Courtesy of Karen Lin

On Thursday afternoon, 250 community members and students gathered on the New Haven Green to protest the lack of charges against three Louisville police officers who fatally shot Breonna Taylor, a Black woman whose death reinvigorated nationwide conversations over race and police brutality.

The protest was organized by Black Lives Matter New Haven and follows Wednesday’s decision by a Kentucky grand jury to charge only one of the officers involved with the shooting, Brett Hankinson, with three counts of wanton endangerment in the first degree. The charge of wanton endangerment has been levied against Hankinson not because of Taylor’s death, but instead due to the endangerment of the neighboring apartment’s residents. It is a Class D felony with a maximum sentence of five years.

The organization described the ruling as “meaningless” and called for the court to take a harsher stance. A scattered group of New Haveners, donning masks and attempting to social distance as much as possible, gathered around a half-mast flag and a smattering of megaphone-wielding speakers. The event began with a BLM-organized rally and prayer. At around nightfall, demonstrators left the Green and proceeded to march south through downtown New Haven, where they continued to chant and obstruct traffic for several hours.

“The real mission of today is reawakening people in our city not only to Breonna Taylor, because of course her story and her legacy moves on through us, [but] also thinking of the folks that we have lost through police brutality and police violence in New Haven and in Connecticut,” lead BLM organizer Amelia Sherwood told the news.

Sherwood — who serves as the anti-bias and anti-racism director at Elm City Montessori public elementary school — was the first to speak to the gathering crowd on the Green.
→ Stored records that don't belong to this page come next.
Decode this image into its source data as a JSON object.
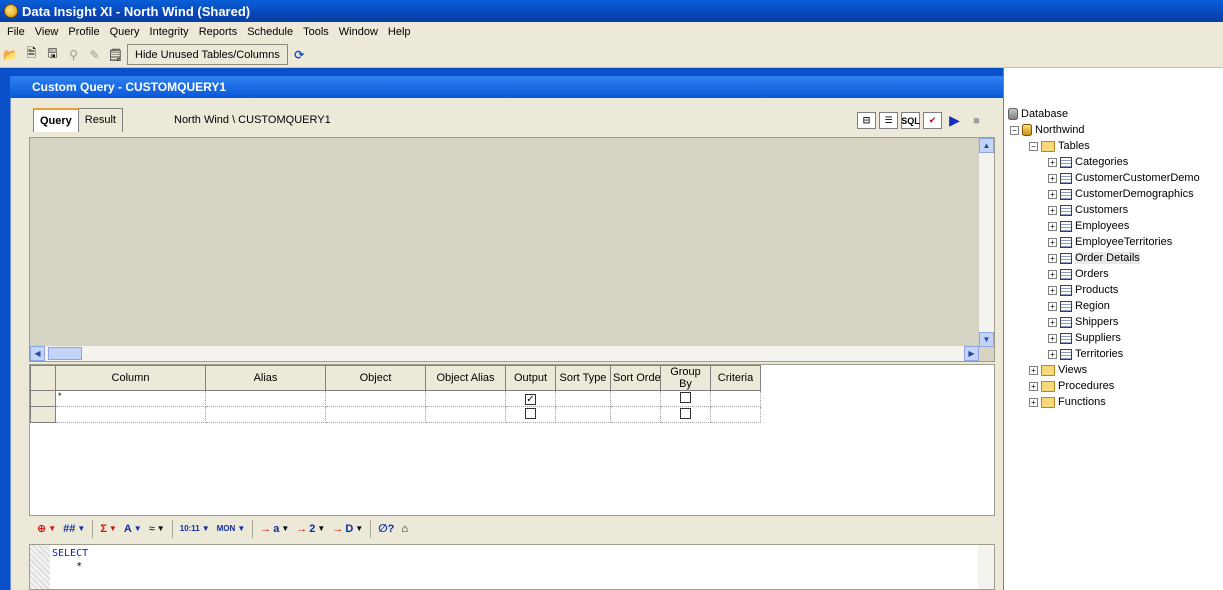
{
  "window": {
    "title": "Data Insight XI - North Wind (Shared)"
  },
  "menu": [
    "File",
    "View",
    "Profile",
    "Query",
    "Integrity",
    "Reports",
    "Schedule",
    "Tools",
    "Window",
    "Help"
  ],
  "toolbar": {
    "hide_unused_label": "Hide Unused Tables/Columns"
  },
  "child": {
    "title": "Custom Query - CUSTOMQUERY1",
    "tabs": [
      "Query",
      "Result"
    ],
    "path": "North Wind \\ CUSTOMQUERY1",
    "sql_button": "SQL"
  },
  "grid": {
    "columns": [
      "Column",
      "Alias",
      "Object",
      "Object Alias",
      "Output",
      "Sort Type",
      "Sort Order",
      "Group By",
      "Criteria"
    ],
    "rows": [
      {
        "column": "*",
        "output_checked": true
      },
      {
        "column": "",
        "output_checked": false
      }
    ]
  },
  "fmt_bar": {
    "time": "10:11",
    "day": "MON",
    "a": "a",
    "two": "2",
    "d": "D"
  },
  "sql": {
    "keyword": "SELECT",
    "body": "    *"
  },
  "tree": {
    "root": "Database",
    "db": "Northwind",
    "tables_label": "Tables",
    "tables": [
      "Categories",
      "CustomerCustomerDemo",
      "CustomerDemographics",
      "Customers",
      "Employees",
      "EmployeeTerritories",
      "Order Details",
      "Orders",
      "Products",
      "Region",
      "Shippers",
      "Suppliers",
      "Territories"
    ],
    "selected": "Order Details",
    "others": [
      "Views",
      "Procedures",
      "Functions"
    ]
  }
}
She is no stranger to protests, having led approximately 1,000 demonstrators in a march down I-95 and I-91 in New Haven over the death of George Floyd in late May.
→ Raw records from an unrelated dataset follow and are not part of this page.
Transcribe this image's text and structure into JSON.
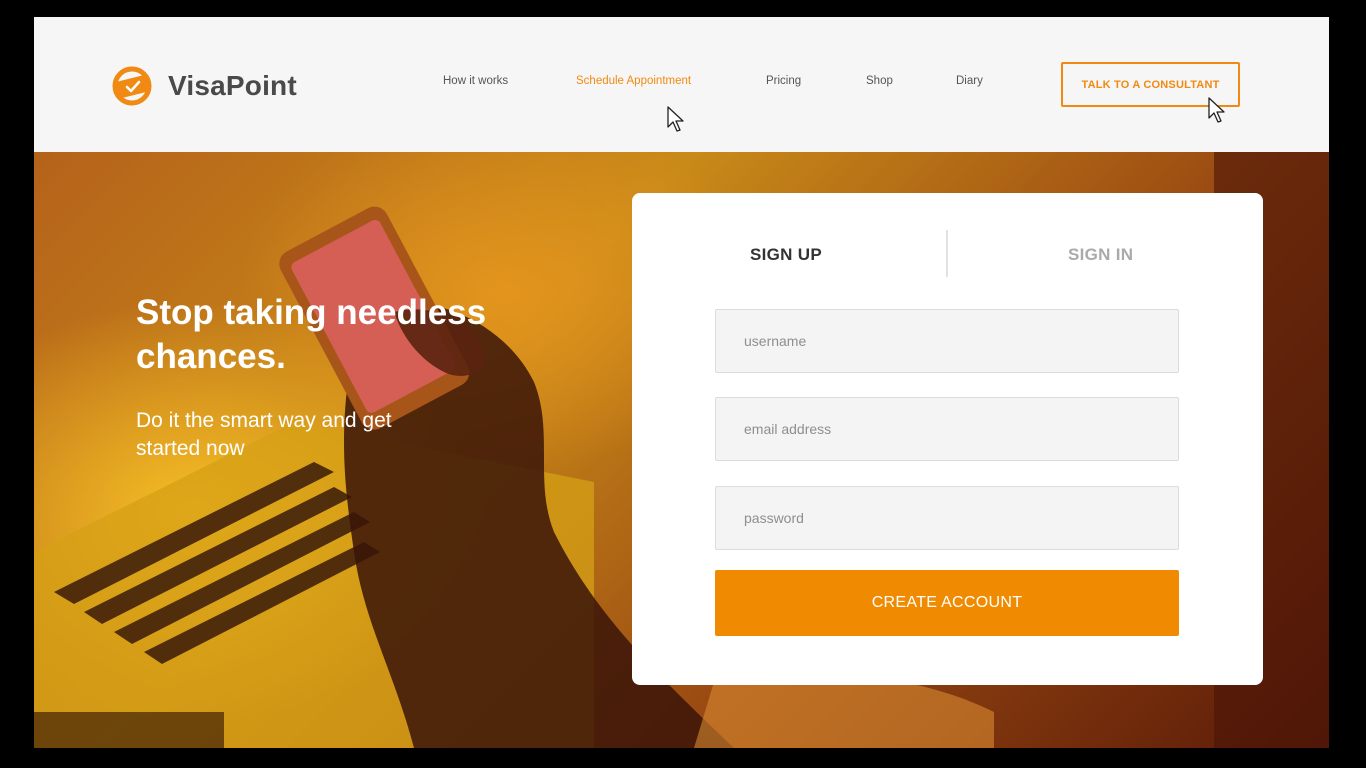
{
  "colors": {
    "accent": "#f08a12",
    "button": "#f08a00",
    "header_bg": "#f6f6f6",
    "text_dark": "#4a4a4a"
  },
  "header": {
    "logo_text": "VisaPoint",
    "nav": [
      {
        "label": "How it works",
        "active": false
      },
      {
        "label": "Schedule Appointment",
        "active": true
      },
      {
        "label": "Pricing",
        "active": false
      },
      {
        "label": "Shop",
        "active": false
      },
      {
        "label": "Diary",
        "active": false
      }
    ],
    "cta_label": "TALK TO A CONSULTANT"
  },
  "hero": {
    "headline": "Stop taking needless chances.",
    "subhead": "Do it the smart way and get started now"
  },
  "form": {
    "tabs": [
      {
        "label": "SIGN UP",
        "active": true
      },
      {
        "label": "SIGN IN",
        "active": false
      }
    ],
    "username_placeholder": "username",
    "email_placeholder": "email address",
    "password_placeholder": "password",
    "submit_label": "CREATE ACCOUNT"
  },
  "icons": {
    "logo": "orange-check-badge-icon",
    "pointer": "mouse-pointer-icon"
  }
}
Sherwood similarly led Thursday evening’s protestors into the busy streets of downtown New Haven, halting the passing of traffic and attracting the attention of onlookers. Some peeked out of restaurants to record while others honked in support from their cars.
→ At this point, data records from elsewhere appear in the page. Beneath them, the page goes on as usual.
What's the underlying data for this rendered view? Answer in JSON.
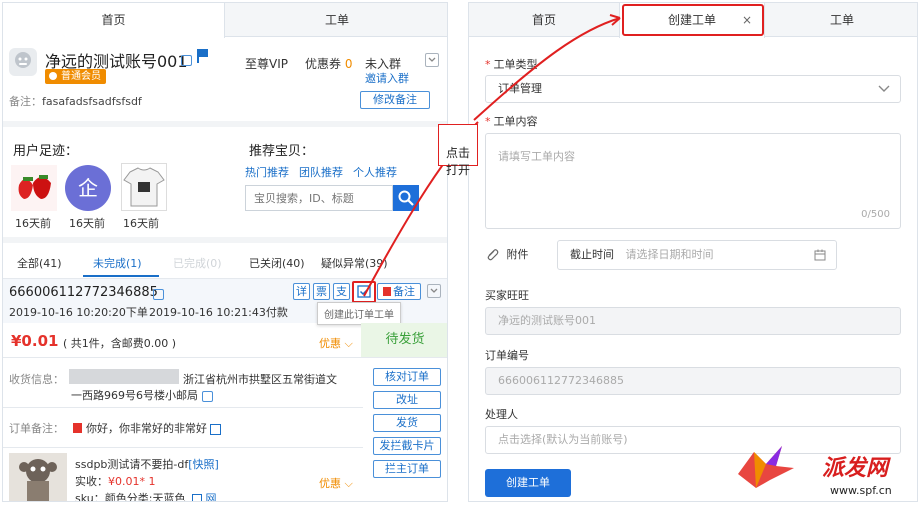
{
  "left": {
    "tabs": [
      "首页",
      "工单"
    ],
    "account": {
      "name": "净远的测试账号001",
      "level_badge": "普通会员",
      "vip": "至尊VIP",
      "coupon_label": "优惠券",
      "coupon_count": "0",
      "group_status": "未入群",
      "invite_link": "邀请入群",
      "note_label": "备注：",
      "note_value": "fasafadsfsadfsfsdf",
      "edit_note_button": "修改备注"
    },
    "footprint": {
      "title": "用户足迹：",
      "items": [
        {
          "time": "16天前",
          "icon": "strawberry-thumbnail"
        },
        {
          "time": "16天前",
          "icon": "enterprise-logo",
          "glyph": "企"
        },
        {
          "time": "16天前",
          "icon": "tshirt-thumbnail"
        }
      ]
    },
    "recommend": {
      "title": "推荐宝贝：",
      "links": [
        "热门推荐",
        "团队推荐",
        "个人推荐"
      ],
      "search_placeholder": "宝贝搜索，ID、标题"
    },
    "order_tabs": [
      "全部(41)",
      "未完成(1)",
      "已完成(0)",
      "已关闭(40)",
      "疑似异常(39)"
    ],
    "order": {
      "id": "666006112772346885",
      "placed_time": "2019-10-16 10:20:20下单",
      "paid_time": "2019-10-16 10:21:43付款",
      "action_buttons": [
        "详",
        "票",
        "支"
      ],
      "note_button": "备注",
      "tooltip": "创建此订单工单",
      "price": "¥0.01",
      "price_detail": "( 共1件，含邮费0.00 )",
      "discount": "优惠",
      "status": "待发货",
      "address_label": "收货信息：",
      "address_line1": "浙江省杭州市拱墅区五常街道文",
      "address_line2": "一西路969号6号楼小邮局",
      "order_note_label": "订单备注：",
      "order_note_value": "你好，你非常好的非常好",
      "side_buttons": [
        "核对订单",
        "改址",
        "发货",
        "发拦截卡片",
        "拦主订单"
      ],
      "product_title": "ssdpb测试请不要拍-df",
      "product_tag": "[快照]",
      "actual_label": "实收：",
      "actual_price": "¥0.01",
      "actual_qty": "* 1",
      "sku": "sku：颜色分类:天蓝色",
      "sku_tag": "网",
      "discount2": "优惠"
    }
  },
  "annotation": {
    "callout": "点击\n打开"
  },
  "right": {
    "tabs": [
      "首页",
      "创建工单",
      "工单"
    ],
    "close_glyph": "×",
    "form": {
      "type_label": "工单类型",
      "type_value": "订单管理",
      "content_label": "工单内容",
      "content_placeholder": "请填写工单内容",
      "content_counter": "0/500",
      "attach_label": "附件",
      "deadline_label": "截止时间",
      "deadline_placeholder": "请选择日期和时间",
      "buyer_label": "买家旺旺",
      "buyer_value": "净远的测试账号001",
      "order_label": "订单编号",
      "order_value": "666006112772346885",
      "handler_label": "处理人",
      "handler_placeholder": "点击选择(默认为当前账号)",
      "submit_button": "创建工单"
    }
  },
  "watermark": {
    "brand": "派发网",
    "url": "www.spf.cn"
  },
  "colors": {
    "accent": "#1a6fc8",
    "primary_button": "#1e6fd9",
    "red": "#e5322b",
    "orange": "#f08c00",
    "status_green": "#3aa03a",
    "annotation_red": "#e02020"
  }
}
Courtesy of Pranav Senthilvel

Bobby Gonzalez ’24, among the first students present at the protest, expressed the importance of showing up for the New Haven community of which he is now a member. He added that showing solidarity is “especially hard” during the pandemic, but that coming to the protest made him feel less “alone when hearing terrible news.”

Gonzalez said he was experiencing “a lot of emotions” at the protest, and that above all, he hoped people would “come together to heal.”

But some community members, like Black New Haven resident Madison Alexis, hoped that the protest would ignite “adrenaline” and “anger” towards the grand jury’s ruling.

“The verdict yesterday was really upsetting,” Alexis told the News in an interview. “This is much deeper than just showing up to a rally and listening to other people speak.”

While Hankinson was one of three police officers that opened fire in Taylor’s Louisville home on March 13, he is the only officer charged with any wrongdoing in the emergency room technician’s death. The jury’s decision has caused a resurgence in national protests, most notably in her hometown.

Alexis emphasized holding peers and academic institutions “accountable” in the fight for racial justice. A student at Southern Connecticut State University, Alexis urged students from other colleges and universities in New Haven, including Yale, to speak out about these issues even if they do not “directly affect” them.

Jaeana Bathea, a Black New Haven high school student, underscored Alexis’ point as she spoke into a megaphone.

“We are not going to pretend that this is normal, because it’s not,” Bathea said as she approached tears. “We are living in a movie. This is literally a scene out of a movie.”

Bathea was frustrated with what she felt were irreverent responses from some of her classmates and teachers to the indictment. She was especially upset that a conversation over the indictment was not addressed by her teachers.

“They should’ve talked about it, they know they’re educating Black and brown kids,” Bathea said.

In a conversation with the News, Jaelen King ’22, brought up Bathea’s speech to emphasize the “somber” emotional nature of Thursday’s gathering and the broader conversation on race in America.

“The indictment shouldn’t be an inconvenience or brushed off,” King said. “It’s something that’s really negatively affecting communities.”

King is co-president of Black Students for Disarmament at Yale — a student-run activist group that looks to act as a “system of support” for New Haven community members and organizations. It is currently focused on dismantling the Yale Police Department, the oldest collegiate police force in the United States. 

Yesterday, BSDY drafted an open letter to the Yale administration demanding they disarm and defund the YPD. The group also called for Yale to reinvest in “New Haven organizations that protect, serve and uplift Black and Brown communities.”

Breonna Taylor was shot 6 times on the night of her death.

Ángela Pérez |

Zaporah Price |

Zaporah W. Price covers Black communities at Yale and in New Haven. She previously served as a staff columnist. Originally from Chicago, she is a sophomore in Ezra Stiles College majoring in english with an intended concentration in creative writing.
Ángela Pérez writes as a staff reporter for the City, WKND and Sports desks, where she primarily covers City Hall and the Board of Alders. Originally from Puerto Rico, she plans to double major in Architecture and History.